Books furnished Anthony Powell’s rooms but still more his mind. Literary quotations crowded in on him. Fictional characters as well as their authors lived with him as vividly as the motley bohemocrats with whom he went to deb balls and nightclubs in the 1920s, shared flats and offices and, later, exchanged country visits. The Macbeths, he said, ‘were obviously a happily married couple’; Hamlet was ‘only too like many persons one has known’. Two idiosyncratic 17th-century works formed the bookends between which the rest of his reading and much of his personality were propped: Robert Burton’s The Anatomy of Melancholy and John Aubrey’s Brief Lives. Burton, the connoisseur of discontent, brooded over an encyclopaedia of human vanity culled from his immense reading. Aubrey, the insatiably curious gossip, collected stories about contemporary notables and, when he could, added his own quirky details. Powell the satirical novelist was a bit like both and, in his way, gave them new life. He wrote a biography of Aubrey, published in 1948. The titles of some of the novels in his series A Dance to the Music of Time are quotations from The Anatomy. Search on the internet for ‘books do furnish a room’ or ‘afternoon men’ and all the references are to Powell, though the phrases were originally Burton’s.
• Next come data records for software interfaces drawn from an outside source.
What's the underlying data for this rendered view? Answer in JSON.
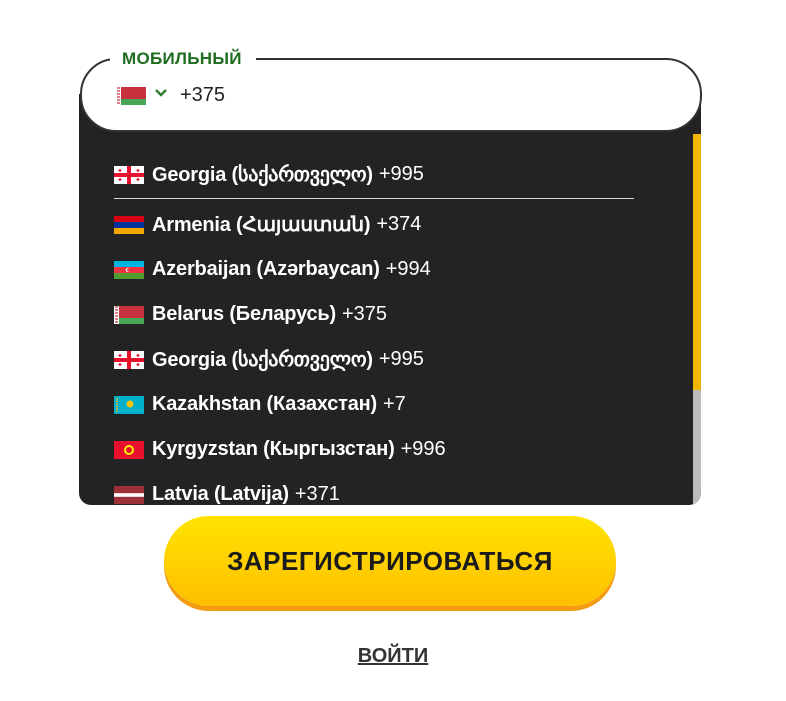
{
  "phone_field": {
    "label": "МОБИЛЬНЫЙ",
    "selected_flag": "flag-belarus",
    "value": "+375"
  },
  "dropdown": {
    "pinned": {
      "name": "Georgia (საქართველო)",
      "code": "+995",
      "flag": "flag-georgia"
    },
    "countries": [
      {
        "name": "Armenia (Հայաստան)",
        "code": "+374",
        "flag": "flag-armenia"
      },
      {
        "name": "Azerbaijan (Azərbaycan)",
        "code": "+994",
        "flag": "flag-azerbaijan"
      },
      {
        "name": "Belarus (Беларусь)",
        "code": "+375",
        "flag": "flag-belarus"
      },
      {
        "name": "Georgia (საქართველო)",
        "code": "+995",
        "flag": "flag-georgia"
      },
      {
        "name": "Kazakhstan (Казахстан)",
        "code": "+7",
        "flag": "flag-kazakhstan"
      },
      {
        "name": "Kyrgyzstan (Кыргызстан)",
        "code": "+996",
        "flag": "flag-kyrgyzstan"
      },
      {
        "name": "Latvia (Latvija)",
        "code": "+371",
        "flag": "flag-latvia"
      }
    ]
  },
  "actions": {
    "register_label": "ЗАРЕГИСТРИРОВАТЬСЯ",
    "login_label": "ВОЙТИ"
  },
  "colors": {
    "accent_yellow": "#ffd200",
    "label_green": "#1f6d1f",
    "dropdown_bg": "#232323"
  }
}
If Powell’s remaking of past high culture makes him sound improbably like T S Eliot, Hilary Spurling suggests in her absorbing biography that so it should. She quotes the writer Jocelyn Brooke: ‘The laconic, curiously empty dialogue, with its deliberate repetitions, achieves a compulsive interior rhythm which almost suggests Sweeney